Assignment: Find every line in the records below that holds the word "Work" and copy it.

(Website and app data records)
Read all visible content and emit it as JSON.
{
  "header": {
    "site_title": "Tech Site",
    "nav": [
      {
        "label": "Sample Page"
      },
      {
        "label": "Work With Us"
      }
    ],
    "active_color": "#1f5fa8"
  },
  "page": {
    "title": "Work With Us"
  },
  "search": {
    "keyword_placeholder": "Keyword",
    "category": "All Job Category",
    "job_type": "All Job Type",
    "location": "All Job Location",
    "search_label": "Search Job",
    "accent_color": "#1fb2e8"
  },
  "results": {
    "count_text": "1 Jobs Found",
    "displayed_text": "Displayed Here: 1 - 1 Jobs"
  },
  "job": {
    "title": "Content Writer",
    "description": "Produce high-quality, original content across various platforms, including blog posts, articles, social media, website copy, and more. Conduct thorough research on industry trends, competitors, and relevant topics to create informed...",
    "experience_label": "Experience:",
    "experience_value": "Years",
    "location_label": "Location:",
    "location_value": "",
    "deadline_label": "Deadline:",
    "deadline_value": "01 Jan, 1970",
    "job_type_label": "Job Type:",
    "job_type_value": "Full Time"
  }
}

Result for this exercise:
        "label": "Work With Us"
    "title": "Work With Us"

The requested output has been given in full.